- Water Soluble Vitamins vs. Fat Soluble Vitamins. MedicineNet.http://www.medicinenet.com/script/main/art.asp?articlekey=10736
- Your Digestive System and How It Works. National Digestive Diseases International Clearinghouse.http://digestive.niddk.nih.gov/ddiseases/pubs/yrdd
Reprinted from August 2004. Evelyn F. Crayton, Extension Assistant Director for Family and Community Programs, Professor, Nutrition and Food Science, Auburn University
- Help the body use energy from food.
- Keep the nerves in good condition.
- Keep the skin healthy.
- Are found in a variety of foods.
- Are water soluble.
B1 also known as thiamine:
- Helps the nerves.
- Helps the appetite.
- Helps the body digest food.
Not enough thiamine in the diet will eventually lead to a condition called beriberi (inflammation and degeneration of the nervous system, the digestive system, and the heart). Clinical signs of deficiencies include:
- Mental confusion.
- Anorexia (loss of appetite).
- Muscular weakness.
- Ataxia (uncoordinated voluntary muscle movement).
- Peripheral paralysis.
- Ophthalmoplegia (paralysis of the eye muscles).
- Edema (wet beriberi).
- Muscle wasting (dry beriberi).
- Tachycardia (rapid heartbeat).
- Enlarged heart.
B2 also known as riboflavin:
- Keeps the skin healthy.
- Keeps the eyes healthy.
- Helps the body use protein, fat, and carbohydrates.

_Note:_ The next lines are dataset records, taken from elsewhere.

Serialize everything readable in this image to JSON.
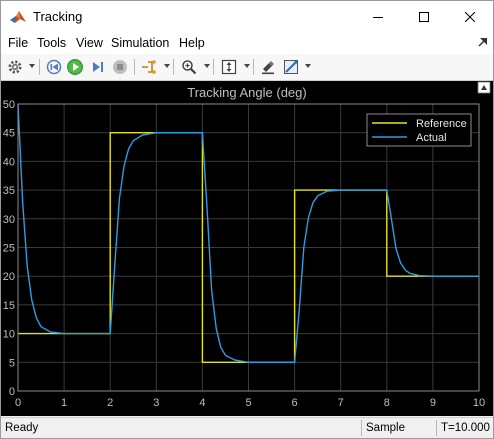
{
  "window": {
    "title": "Tracking",
    "controls": [
      "minimize",
      "maximize",
      "close"
    ]
  },
  "menu": [
    "File",
    "Tools",
    "View",
    "Simulation",
    "Help"
  ],
  "toolbar": {
    "icons": [
      "gear-icon",
      "step-back-icon",
      "run-icon",
      "step-forward-icon",
      "stop-icon",
      "signal-select-icon",
      "zoom-icon",
      "fit-axes-icon",
      "highlight-icon",
      "style-icon"
    ]
  },
  "status": {
    "left": "Ready",
    "mode": "Sample based",
    "time": "T=10.000"
  },
  "colors": {
    "reference": "#e5e224",
    "actual": "#2f9be0",
    "axes_bg": "#000000",
    "grid": "#3a3a3a",
    "text": "#bfbfbf"
  },
  "chart_data": {
    "type": "line",
    "title": "Tracking Angle (deg)",
    "xlim": [
      0,
      10
    ],
    "ylim": [
      0,
      50
    ],
    "xticks": [
      "0",
      "1",
      "2",
      "3",
      "4",
      "5",
      "6",
      "7",
      "8",
      "9",
      "10"
    ],
    "yticks": [
      "0",
      "5",
      "10",
      "15",
      "20",
      "25",
      "30",
      "35",
      "40",
      "45",
      "50"
    ],
    "grid": true,
    "legend_position": "top-right",
    "series": [
      {
        "name": "Reference",
        "color": "#e5e224",
        "step": true,
        "x": [
          0,
          2,
          2,
          4,
          4,
          6,
          6,
          8,
          8,
          10
        ],
        "y": [
          10,
          10,
          45,
          45,
          5,
          5,
          35,
          35,
          20,
          20
        ]
      },
      {
        "name": "Actual",
        "color": "#2f9be0",
        "x": [
          0,
          0.1,
          0.2,
          0.3,
          0.4,
          0.5,
          0.7,
          1.0,
          2.0,
          2.1,
          2.2,
          2.3,
          2.4,
          2.5,
          2.7,
          3.0,
          4.0,
          4.1,
          4.2,
          4.3,
          4.4,
          4.5,
          4.7,
          5.0,
          6.0,
          6.1,
          6.2,
          6.3,
          6.4,
          6.5,
          6.7,
          7.0,
          8.0,
          8.1,
          8.2,
          8.3,
          8.4,
          8.5,
          8.7,
          9.0,
          10.0
        ],
        "y": [
          50,
          33.0,
          21.7,
          15.8,
          12.7,
          11.2,
          10.3,
          10.0,
          10,
          22.0,
          33.5,
          39.2,
          42.2,
          43.6,
          44.6,
          45.0,
          45,
          32.0,
          17.6,
          10.9,
          7.6,
          6.2,
          5.4,
          5.0,
          5,
          14.0,
          25.0,
          30.2,
          32.8,
          34.0,
          34.8,
          35.0,
          35,
          30.0,
          24.8,
          22.3,
          21.1,
          20.5,
          20.1,
          20.0,
          20.0
        ]
      }
    ]
  }
}
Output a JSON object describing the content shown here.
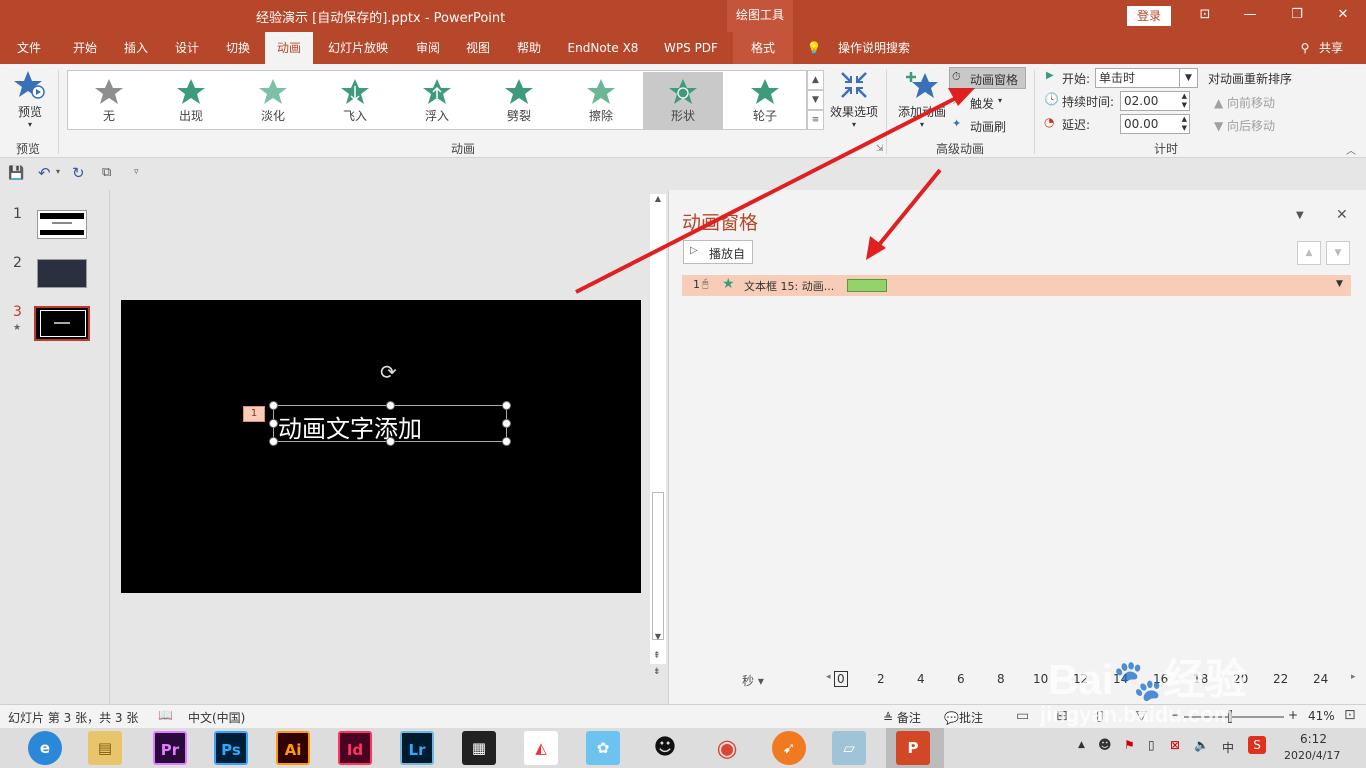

These give you energy.
Without enough riboflavin in the diet, lesions may occur. Clinical signs of deficiencies include:
- Cheilosis (cracks in the corner of the mouth, scaley lips).
- Angular stomatitis (inflammation of the mouth).
- Scrotal and vulval skin changes.
- Seborrheic dermatitis (oily skin problems).
- Normocytic anemia (reduced numbers of normal red blood cells).
B6 also known as pyridoxine:
- Helps the body use protein; assists in protein metabolism.
- Helps the body make blood cells.
In adults, dietary deprivation of vitamin B6 may cause:
B12 also known as cyanocobalamin:
- Helps the body grow.
- Maintains health in patients with pernicious anemia.
Dietary deficiency of B12 is rare. Clinical signs of deficiency include:
- Sore tongue.
- Demyelination of the spinal cord and brain and the optic and peripheral nerves (the loss of sheath tissue which normally covers the nerve fibers).
- Keeps the skin healthy.
- Keeps the tongue healthy.
- Keeps the nerves in good condition.
- Participates in many metabolic processes, including fat synthesis, tissue respiration, and the breakdown of carbohydrates to produce energy.
A niacin deficiency results in:
- Pellagra (dermatitis, inflammation of the mucous membrane).
- Dementia (confusion, apathy).
- Builds blood cells.
- Works with B12
- Prevents anemia in pregnancy
- Makes new cells for developing babies
- Supplements are often recommended during pregnancy
Not enough folic acid may result in
- Birth defects of the spinal cord
- Red and sore tongue
- Reduced sense of taste